YOUR ASSIGNMENT = Return every line of the records that includes the string "xValue".

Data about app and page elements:
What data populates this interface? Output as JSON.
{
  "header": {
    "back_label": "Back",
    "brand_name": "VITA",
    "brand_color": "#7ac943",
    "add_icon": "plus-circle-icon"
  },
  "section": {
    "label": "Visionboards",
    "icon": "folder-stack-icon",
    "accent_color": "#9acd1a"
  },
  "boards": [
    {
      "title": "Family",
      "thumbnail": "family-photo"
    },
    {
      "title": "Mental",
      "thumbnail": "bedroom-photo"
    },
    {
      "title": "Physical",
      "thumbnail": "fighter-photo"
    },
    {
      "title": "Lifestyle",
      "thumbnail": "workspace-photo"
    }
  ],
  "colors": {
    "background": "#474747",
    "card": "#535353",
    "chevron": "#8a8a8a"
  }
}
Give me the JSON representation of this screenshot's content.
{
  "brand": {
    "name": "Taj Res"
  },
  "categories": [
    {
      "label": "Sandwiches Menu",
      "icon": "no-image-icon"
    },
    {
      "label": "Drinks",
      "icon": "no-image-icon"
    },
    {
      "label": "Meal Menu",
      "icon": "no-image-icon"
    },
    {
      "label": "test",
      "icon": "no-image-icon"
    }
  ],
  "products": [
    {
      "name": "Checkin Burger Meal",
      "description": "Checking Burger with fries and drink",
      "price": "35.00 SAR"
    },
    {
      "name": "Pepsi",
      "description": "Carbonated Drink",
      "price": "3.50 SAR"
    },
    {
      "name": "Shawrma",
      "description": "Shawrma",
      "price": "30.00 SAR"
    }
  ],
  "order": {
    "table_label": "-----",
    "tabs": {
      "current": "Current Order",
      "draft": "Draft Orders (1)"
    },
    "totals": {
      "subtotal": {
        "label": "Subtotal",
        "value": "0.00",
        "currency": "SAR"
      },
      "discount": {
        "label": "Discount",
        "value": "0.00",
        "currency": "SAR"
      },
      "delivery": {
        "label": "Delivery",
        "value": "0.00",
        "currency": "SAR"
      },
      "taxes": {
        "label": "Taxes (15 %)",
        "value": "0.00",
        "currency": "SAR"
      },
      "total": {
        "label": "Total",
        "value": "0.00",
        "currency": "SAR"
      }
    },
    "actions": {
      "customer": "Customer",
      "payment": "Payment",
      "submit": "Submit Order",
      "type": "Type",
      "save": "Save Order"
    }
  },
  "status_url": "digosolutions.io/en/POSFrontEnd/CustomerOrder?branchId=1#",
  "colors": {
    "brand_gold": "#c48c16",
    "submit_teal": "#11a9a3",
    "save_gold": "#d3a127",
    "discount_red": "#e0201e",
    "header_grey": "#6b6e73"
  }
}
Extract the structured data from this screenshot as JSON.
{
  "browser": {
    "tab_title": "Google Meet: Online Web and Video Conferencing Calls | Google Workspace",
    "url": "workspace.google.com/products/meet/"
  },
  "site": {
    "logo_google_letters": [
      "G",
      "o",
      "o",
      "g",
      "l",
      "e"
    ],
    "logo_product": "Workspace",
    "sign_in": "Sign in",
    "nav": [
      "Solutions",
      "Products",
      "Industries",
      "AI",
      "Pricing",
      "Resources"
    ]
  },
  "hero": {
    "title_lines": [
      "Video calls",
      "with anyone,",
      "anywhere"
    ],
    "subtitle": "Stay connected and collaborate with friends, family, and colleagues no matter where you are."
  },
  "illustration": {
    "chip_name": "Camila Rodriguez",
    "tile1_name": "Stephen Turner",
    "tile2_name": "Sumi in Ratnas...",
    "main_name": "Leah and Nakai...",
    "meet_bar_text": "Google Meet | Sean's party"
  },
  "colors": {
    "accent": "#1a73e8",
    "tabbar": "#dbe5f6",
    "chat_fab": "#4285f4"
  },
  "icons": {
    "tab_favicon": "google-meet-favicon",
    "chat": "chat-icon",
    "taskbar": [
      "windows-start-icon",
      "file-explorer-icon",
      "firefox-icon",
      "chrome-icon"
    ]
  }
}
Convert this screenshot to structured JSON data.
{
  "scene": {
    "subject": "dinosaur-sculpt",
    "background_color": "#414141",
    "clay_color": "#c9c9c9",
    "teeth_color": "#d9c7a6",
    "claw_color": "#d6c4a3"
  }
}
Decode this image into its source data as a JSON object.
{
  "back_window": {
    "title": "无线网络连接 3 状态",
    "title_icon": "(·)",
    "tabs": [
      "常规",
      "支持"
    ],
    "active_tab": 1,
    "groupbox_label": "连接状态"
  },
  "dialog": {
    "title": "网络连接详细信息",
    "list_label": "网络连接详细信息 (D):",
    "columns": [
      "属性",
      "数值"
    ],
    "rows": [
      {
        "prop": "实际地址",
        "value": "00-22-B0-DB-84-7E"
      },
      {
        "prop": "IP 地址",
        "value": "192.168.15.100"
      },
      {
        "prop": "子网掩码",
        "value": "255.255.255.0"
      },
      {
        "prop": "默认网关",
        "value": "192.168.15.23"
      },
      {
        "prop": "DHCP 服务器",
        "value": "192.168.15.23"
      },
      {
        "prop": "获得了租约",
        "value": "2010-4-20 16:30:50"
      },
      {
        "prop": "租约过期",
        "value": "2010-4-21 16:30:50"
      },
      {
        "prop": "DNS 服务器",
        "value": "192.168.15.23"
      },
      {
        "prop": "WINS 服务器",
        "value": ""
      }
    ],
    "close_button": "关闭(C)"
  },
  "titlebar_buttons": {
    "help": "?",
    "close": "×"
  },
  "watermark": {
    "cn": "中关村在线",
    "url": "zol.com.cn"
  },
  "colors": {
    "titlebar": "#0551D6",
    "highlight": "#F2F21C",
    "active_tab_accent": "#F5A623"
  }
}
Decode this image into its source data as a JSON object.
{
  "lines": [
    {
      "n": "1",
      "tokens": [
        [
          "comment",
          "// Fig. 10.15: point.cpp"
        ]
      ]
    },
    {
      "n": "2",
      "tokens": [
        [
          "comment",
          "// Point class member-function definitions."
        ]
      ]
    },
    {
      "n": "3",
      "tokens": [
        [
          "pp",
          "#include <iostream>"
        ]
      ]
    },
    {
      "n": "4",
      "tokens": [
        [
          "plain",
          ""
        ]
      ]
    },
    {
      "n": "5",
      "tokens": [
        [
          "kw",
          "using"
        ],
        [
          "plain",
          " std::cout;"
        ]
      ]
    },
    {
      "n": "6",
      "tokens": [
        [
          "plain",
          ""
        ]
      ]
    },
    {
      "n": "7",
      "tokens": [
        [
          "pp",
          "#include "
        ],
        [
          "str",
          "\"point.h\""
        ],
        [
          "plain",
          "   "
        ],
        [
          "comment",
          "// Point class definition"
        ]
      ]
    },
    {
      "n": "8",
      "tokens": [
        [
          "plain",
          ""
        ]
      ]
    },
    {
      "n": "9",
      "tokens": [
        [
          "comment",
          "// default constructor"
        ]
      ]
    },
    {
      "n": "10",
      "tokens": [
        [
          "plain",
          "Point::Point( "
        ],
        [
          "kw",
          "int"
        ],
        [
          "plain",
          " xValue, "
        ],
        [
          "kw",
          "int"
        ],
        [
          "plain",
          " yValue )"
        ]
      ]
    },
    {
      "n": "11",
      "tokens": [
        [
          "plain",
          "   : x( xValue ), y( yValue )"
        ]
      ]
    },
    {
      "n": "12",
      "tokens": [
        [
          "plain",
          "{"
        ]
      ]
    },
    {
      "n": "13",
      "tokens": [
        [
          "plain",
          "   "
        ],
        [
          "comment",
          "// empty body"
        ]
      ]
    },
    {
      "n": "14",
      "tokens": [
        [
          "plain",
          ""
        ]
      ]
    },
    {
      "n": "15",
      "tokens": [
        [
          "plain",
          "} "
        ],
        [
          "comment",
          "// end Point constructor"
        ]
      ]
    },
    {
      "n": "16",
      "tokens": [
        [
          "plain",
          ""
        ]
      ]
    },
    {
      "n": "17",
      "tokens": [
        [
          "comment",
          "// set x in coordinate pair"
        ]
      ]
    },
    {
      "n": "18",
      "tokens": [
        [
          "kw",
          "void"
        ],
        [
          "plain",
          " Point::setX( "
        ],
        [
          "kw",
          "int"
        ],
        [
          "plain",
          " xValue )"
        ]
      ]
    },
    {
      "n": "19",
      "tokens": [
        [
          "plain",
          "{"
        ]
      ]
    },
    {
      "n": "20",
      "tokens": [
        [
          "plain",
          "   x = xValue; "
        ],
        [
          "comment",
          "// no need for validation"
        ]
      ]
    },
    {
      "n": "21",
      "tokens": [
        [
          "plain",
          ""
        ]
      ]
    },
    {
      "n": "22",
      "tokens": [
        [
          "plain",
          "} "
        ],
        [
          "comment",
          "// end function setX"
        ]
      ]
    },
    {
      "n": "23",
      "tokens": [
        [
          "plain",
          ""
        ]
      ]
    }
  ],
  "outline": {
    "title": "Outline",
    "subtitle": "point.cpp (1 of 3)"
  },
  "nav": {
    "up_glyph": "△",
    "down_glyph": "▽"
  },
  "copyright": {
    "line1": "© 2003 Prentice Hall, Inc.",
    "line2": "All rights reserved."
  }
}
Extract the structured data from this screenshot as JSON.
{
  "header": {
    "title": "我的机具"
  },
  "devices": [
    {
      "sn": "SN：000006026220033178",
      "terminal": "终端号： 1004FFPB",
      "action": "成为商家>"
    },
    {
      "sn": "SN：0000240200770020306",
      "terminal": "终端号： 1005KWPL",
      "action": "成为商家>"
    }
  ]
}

WRITTEN RESPONSE =
          " xValue, "
          "   : x( xValue ), y( yValue )"
          " xValue )"
          "   x = xValue; "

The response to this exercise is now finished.